|4/29/2014 1:10:00 PM|
Are you on the Diabetes Train?
|By Richard Aguilar, MD Medical Director Diabetes Care Foundation|
Almost every day we hear about new diets, medications or exercise programs that can slow down, stop, and even "cure" Type 2 Diabetes Mellitus. With so much information and misinformation regarding diabetes, it seems the best place to start would be to discuss this disease state in a way we can all understand: The Diabetes Train.
Type 2 diabetes (T2D) is the development of abnormally elevated sugar in the blood called hyperglycemia. The fasting sugar in the blood should normally be <100mg/dl, and 2 hours after a meal challenge it should remain <140mg/dl. As the defects driving this disease progress, the normal glucose levels begin to slowly rise over time, often taking years to eventually pass these normal values. "pre-diabetes" is the usual first phase, and eventually in most cases it can proceed to T2D. If the development of T2D was like a train-ride starting in one location as normal and arriving at the destination with T2D, how long does it take to get from point A to point B, and when can we detect pre-diabetes?
Let's say we knew that Michael was going to develop T2D, we could say he has a genetic train ticket or predisposition to get on the Diabetes Train, but having a ticket doesn't mean he will arrive to his diabetes destination in his lifetime. The genetic predisposition, declining insulin production from the pancreas and the resistance to his insulin signals, are just some of the factors that constantly move the train along. His train starts in Los Angeles, CA at birth and eventually arrives at the New York state line where T2D is diagnosed. We now know that after the train starts moving the trip can take 10-15 years to fully develop. We also know that by the time he develops pre-diabetes, he has already traveled as far as Harrisburg, PA. In the 1980s, the average age of T2D was 67, it then dropped to 54 and now it is 46 years of age.
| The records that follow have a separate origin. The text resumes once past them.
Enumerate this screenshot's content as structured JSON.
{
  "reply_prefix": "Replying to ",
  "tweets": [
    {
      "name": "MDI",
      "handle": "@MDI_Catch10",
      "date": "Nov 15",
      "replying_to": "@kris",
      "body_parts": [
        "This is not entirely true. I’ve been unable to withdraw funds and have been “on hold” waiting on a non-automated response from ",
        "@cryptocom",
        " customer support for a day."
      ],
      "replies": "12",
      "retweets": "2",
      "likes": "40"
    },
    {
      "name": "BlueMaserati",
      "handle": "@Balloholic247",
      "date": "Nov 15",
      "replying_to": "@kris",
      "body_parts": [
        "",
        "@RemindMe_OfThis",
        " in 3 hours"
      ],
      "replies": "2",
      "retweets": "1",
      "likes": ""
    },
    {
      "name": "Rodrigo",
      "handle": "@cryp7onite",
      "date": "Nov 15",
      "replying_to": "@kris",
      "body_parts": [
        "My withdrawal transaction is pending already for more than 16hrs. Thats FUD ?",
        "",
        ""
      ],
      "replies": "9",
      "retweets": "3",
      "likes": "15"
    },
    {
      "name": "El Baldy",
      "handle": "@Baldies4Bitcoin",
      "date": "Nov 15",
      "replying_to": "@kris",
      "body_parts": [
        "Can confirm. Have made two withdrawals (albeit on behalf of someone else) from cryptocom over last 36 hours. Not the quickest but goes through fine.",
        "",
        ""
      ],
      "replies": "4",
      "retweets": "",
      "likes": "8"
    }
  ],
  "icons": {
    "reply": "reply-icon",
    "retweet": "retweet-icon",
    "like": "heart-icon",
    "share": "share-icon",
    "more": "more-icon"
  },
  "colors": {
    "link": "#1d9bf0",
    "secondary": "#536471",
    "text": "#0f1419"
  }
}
This suggests that the Diabetes Train is now arriving at the New York state line much earlier in life than before.
So what's moving the train faster along its tracks?
Excessive calories, excessive weight, and lack of exercise cause the train to move faster, like adding coal to a locomotive engine. The U.S. population is now consuming more calories, is more obese and has decreased the time spent in daily exercise activities. More coal in the locomotive.
There are a number of medications available for the treatment of T2D, but those who are at risk for developing T2D, a predisposition for having a Diabetes Train ticket, should consider slowing down their train. Reducing the coal in their locomotive can be accomplished by reducing their intake of calories, their weight, and increasing their physical activities. This can easily be done by leaving a small portion of food at each meal on the plate (don't finish everything), a brisk walk for 10 minutes 2-3 times a day may be easier to carve out than a 30-minute program, and the loss of a couple pounds per month could go a long way.
Risk factors for T2D: Being overweight (a body mass index (BMI) greater than 25), a family history of diabetes, sedentary lifestyle, certain races (including Hispanic, Asian, American Indian), age over 45, hypertension, abnormal lipid levels (low HDL good cholesterol ) are some of the major risk factors.
Take the Diabetes Risk Test, available from the American Diabetes Association, to see your risk for developing diabetes and if you are at risk, try taking steps to slow down your train: www.
Sisters Country residents are invited to attend the free symposium, Healthy By Choice, on Thursday and Friday, May 1 and 2 at Sisters High School Auditorium. Doors open at
Article Comment Submission Form